Work task - If a line of the data below contains the string "false", copy it into your answer.

START Supplied material

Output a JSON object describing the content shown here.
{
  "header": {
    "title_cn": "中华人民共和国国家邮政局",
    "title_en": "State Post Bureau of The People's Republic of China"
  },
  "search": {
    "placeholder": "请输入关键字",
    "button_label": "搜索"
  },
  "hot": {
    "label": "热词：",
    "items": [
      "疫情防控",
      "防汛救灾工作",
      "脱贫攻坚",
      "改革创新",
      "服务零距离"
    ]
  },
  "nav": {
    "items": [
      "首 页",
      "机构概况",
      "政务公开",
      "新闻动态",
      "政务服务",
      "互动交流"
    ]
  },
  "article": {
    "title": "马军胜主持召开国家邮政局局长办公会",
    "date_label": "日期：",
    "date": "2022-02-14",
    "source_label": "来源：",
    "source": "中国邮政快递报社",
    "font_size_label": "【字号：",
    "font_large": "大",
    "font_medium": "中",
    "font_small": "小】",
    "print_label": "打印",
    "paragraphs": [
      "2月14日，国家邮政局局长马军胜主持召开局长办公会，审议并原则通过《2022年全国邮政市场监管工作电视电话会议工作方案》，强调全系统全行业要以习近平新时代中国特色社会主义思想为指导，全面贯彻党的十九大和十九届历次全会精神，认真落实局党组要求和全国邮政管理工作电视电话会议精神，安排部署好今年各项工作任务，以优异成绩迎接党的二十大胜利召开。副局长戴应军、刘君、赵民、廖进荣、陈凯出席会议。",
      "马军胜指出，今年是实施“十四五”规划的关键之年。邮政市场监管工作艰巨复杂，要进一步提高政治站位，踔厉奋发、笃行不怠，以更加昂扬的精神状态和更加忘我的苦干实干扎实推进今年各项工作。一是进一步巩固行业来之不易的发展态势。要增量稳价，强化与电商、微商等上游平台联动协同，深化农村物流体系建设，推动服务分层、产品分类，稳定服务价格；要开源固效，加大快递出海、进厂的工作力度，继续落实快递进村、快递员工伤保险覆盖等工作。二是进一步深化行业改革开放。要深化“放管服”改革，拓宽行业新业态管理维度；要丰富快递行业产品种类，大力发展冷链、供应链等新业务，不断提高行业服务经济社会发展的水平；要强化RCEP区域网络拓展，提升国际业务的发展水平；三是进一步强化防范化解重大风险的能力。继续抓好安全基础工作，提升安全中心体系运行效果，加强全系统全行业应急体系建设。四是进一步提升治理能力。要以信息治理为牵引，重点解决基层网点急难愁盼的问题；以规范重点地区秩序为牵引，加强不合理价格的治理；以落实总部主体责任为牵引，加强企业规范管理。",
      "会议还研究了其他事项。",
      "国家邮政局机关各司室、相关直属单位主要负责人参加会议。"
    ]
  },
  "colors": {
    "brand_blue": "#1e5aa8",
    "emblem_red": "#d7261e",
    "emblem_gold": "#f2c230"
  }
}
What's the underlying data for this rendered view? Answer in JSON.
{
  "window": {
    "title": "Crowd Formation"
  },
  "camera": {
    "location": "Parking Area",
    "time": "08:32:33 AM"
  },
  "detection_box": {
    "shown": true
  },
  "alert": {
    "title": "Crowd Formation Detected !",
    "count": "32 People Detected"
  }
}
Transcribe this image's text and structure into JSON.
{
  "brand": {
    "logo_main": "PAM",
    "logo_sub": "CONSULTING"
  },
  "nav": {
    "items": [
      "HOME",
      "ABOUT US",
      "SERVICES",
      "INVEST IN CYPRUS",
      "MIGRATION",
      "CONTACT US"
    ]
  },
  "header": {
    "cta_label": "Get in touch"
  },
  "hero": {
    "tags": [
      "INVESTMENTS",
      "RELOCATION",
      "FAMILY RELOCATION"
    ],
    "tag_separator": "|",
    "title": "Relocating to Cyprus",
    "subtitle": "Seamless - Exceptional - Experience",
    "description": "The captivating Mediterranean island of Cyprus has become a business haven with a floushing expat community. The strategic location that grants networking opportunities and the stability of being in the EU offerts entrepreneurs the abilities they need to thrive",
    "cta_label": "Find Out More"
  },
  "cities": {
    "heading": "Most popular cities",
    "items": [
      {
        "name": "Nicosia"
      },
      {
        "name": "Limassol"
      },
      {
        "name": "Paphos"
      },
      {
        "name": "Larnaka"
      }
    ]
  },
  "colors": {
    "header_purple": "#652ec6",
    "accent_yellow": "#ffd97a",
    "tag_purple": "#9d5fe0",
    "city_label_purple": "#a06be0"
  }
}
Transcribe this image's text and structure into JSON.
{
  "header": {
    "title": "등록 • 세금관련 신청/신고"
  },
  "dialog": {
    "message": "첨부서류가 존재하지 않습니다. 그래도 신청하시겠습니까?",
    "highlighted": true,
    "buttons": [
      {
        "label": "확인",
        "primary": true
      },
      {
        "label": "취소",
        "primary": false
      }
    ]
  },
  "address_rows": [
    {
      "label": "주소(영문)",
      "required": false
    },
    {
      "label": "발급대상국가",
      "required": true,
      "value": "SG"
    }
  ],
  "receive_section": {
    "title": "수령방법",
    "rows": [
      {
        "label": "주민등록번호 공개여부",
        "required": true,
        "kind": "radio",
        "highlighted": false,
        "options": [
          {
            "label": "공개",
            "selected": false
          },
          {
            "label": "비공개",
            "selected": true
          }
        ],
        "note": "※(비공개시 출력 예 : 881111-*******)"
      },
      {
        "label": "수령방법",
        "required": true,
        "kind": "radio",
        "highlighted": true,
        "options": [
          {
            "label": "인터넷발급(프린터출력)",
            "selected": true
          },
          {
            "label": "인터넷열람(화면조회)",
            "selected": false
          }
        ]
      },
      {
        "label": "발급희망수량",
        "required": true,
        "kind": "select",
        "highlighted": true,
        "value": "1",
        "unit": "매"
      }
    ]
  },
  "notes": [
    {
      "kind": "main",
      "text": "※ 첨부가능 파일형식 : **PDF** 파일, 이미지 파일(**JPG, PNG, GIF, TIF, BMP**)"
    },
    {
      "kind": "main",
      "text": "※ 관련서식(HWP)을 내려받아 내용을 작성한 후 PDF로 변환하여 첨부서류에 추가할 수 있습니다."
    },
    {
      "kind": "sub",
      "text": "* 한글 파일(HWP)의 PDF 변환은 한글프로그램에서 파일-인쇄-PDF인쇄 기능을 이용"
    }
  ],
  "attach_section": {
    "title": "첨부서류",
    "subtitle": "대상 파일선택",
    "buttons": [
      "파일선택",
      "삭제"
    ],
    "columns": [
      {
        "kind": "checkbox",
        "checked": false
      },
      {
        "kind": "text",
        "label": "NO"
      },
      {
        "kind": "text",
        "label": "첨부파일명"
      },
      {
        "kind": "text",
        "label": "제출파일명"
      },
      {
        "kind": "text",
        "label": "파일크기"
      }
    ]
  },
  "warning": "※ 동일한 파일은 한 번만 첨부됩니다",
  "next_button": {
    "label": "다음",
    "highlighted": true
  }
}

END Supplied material

Exercise output -
        "primary": false
      "required": false
        "highlighted": false,
            "selected": false
            "selected": false
        "checked": false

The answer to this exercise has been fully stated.